### Task prompt
What is needed is a copy of each line in the listing that contains "Contour".

### Dataset entries
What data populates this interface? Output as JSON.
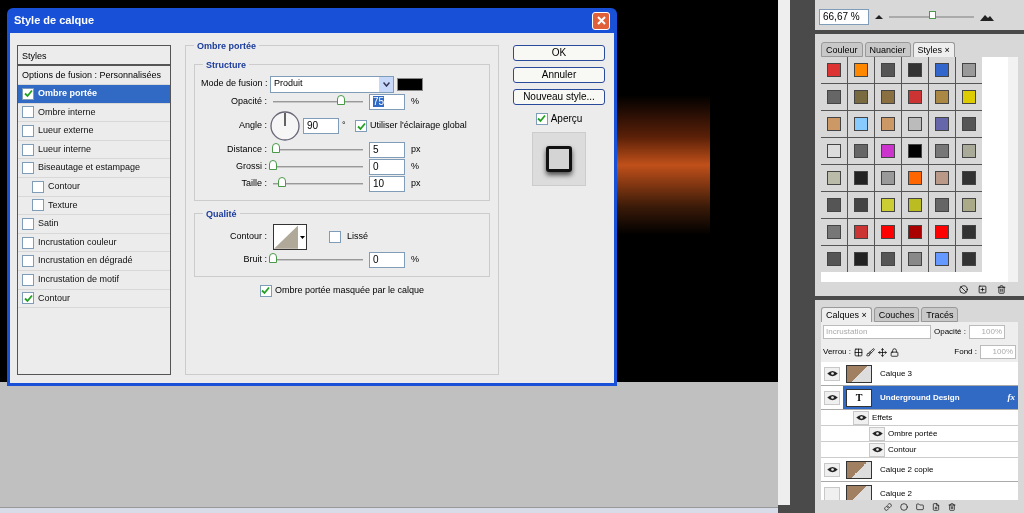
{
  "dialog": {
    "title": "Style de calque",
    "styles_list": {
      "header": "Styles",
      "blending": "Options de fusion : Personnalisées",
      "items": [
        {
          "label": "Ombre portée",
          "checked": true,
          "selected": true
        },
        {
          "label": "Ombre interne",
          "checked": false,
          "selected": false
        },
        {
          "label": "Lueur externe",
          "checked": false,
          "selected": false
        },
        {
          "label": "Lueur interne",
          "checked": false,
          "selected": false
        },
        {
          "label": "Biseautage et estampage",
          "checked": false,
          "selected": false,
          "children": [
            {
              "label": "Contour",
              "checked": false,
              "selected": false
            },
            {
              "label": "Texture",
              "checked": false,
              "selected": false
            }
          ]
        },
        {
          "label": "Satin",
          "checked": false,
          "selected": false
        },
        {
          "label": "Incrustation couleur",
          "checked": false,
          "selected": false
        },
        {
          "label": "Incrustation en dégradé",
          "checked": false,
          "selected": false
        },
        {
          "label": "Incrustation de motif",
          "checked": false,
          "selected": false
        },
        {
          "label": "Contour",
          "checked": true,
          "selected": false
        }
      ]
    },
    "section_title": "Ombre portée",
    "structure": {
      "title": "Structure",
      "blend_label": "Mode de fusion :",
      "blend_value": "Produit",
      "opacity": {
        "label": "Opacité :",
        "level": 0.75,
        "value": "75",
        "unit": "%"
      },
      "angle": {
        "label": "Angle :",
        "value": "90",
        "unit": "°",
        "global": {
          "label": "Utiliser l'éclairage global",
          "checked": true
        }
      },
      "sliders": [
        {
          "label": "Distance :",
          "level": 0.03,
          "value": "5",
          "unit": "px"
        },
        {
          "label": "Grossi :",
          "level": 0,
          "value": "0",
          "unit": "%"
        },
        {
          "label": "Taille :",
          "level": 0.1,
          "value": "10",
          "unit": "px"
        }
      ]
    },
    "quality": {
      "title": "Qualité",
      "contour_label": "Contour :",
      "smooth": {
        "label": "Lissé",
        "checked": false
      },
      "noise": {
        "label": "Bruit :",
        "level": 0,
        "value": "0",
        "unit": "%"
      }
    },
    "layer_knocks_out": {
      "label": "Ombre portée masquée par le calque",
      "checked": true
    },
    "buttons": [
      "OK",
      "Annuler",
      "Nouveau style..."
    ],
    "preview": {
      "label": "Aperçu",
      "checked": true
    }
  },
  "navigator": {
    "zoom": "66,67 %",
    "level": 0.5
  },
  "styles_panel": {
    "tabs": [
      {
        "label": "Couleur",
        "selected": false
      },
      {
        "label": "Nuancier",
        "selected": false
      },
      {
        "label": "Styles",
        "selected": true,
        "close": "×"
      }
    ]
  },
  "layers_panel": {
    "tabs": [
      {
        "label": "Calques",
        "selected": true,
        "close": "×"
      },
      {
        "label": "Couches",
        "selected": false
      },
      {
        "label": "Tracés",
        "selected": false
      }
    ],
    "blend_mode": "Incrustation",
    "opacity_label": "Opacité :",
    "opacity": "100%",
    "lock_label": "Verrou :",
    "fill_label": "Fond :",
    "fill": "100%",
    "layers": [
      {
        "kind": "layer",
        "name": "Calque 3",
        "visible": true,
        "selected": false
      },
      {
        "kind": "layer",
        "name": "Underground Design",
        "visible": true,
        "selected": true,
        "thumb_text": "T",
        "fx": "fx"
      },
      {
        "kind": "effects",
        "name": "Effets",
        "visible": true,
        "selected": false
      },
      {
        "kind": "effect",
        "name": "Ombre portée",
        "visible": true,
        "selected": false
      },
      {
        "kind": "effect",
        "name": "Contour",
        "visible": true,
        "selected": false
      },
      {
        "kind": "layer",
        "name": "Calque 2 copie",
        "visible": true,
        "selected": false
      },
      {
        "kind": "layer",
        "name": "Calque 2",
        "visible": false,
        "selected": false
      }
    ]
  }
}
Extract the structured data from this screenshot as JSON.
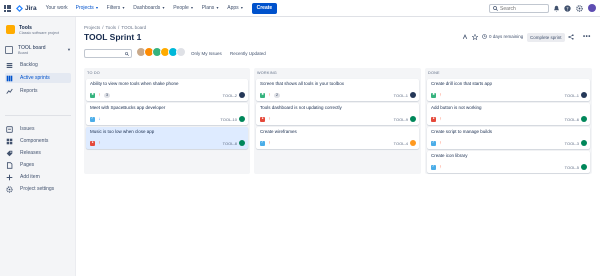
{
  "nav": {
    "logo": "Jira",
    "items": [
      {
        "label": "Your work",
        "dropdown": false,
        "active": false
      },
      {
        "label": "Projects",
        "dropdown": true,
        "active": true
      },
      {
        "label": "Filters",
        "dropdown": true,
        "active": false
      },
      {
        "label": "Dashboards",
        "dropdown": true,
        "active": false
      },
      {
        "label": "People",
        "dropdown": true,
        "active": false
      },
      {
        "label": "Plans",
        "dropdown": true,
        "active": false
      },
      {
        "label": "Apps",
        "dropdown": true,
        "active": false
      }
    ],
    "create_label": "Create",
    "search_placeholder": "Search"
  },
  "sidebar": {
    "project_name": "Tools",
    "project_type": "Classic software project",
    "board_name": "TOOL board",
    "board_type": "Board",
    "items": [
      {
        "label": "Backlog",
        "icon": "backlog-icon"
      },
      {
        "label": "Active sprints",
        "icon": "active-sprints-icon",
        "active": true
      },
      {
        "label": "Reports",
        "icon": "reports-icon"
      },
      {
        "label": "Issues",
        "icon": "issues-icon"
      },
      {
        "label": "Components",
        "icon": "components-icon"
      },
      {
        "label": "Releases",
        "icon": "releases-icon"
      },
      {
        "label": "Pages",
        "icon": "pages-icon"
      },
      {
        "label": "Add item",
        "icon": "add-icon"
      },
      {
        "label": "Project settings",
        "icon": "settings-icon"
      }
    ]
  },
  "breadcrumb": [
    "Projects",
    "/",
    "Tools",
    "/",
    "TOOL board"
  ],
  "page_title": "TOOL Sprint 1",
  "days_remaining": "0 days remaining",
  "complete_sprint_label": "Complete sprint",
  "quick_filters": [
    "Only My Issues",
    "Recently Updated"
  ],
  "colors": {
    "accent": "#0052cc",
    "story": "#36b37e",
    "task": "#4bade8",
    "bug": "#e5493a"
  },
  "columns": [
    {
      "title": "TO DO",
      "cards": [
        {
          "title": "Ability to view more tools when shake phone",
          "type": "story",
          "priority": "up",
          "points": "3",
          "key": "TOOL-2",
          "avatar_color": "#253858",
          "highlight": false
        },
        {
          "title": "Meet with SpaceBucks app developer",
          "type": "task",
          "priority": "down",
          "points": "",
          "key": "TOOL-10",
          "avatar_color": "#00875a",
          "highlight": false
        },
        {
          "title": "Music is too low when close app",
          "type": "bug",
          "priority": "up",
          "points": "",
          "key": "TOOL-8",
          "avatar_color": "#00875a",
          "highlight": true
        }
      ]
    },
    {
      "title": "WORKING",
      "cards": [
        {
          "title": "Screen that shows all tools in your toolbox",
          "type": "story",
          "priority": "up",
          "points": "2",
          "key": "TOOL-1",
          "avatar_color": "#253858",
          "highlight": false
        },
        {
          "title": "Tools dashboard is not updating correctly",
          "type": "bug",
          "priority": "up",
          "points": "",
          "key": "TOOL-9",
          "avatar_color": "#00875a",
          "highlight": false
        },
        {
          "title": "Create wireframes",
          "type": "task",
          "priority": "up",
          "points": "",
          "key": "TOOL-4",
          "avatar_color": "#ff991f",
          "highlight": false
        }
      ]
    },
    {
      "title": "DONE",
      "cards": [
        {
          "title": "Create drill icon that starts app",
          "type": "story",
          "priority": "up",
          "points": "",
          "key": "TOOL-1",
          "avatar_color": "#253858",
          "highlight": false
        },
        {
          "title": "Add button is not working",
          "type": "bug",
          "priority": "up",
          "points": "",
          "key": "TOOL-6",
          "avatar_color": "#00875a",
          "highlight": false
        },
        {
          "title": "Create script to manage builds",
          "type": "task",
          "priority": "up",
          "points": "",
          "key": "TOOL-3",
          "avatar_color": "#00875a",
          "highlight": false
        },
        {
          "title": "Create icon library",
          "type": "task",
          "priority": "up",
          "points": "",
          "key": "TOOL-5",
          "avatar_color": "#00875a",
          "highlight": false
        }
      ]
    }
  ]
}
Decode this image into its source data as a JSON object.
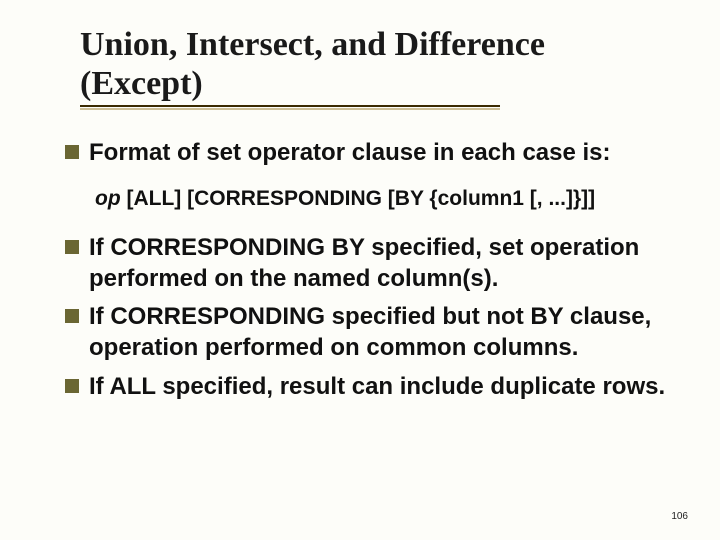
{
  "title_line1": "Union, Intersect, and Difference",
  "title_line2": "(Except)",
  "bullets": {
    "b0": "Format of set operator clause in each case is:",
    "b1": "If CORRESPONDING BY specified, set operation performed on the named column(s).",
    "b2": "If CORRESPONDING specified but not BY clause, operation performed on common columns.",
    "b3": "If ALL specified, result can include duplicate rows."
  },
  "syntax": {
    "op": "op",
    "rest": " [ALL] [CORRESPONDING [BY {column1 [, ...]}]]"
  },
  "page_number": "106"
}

### Expected answer
              "label": "Contour",
          "label": "Contour",
      "contour_label": "Contour :",
        "name": "Contour",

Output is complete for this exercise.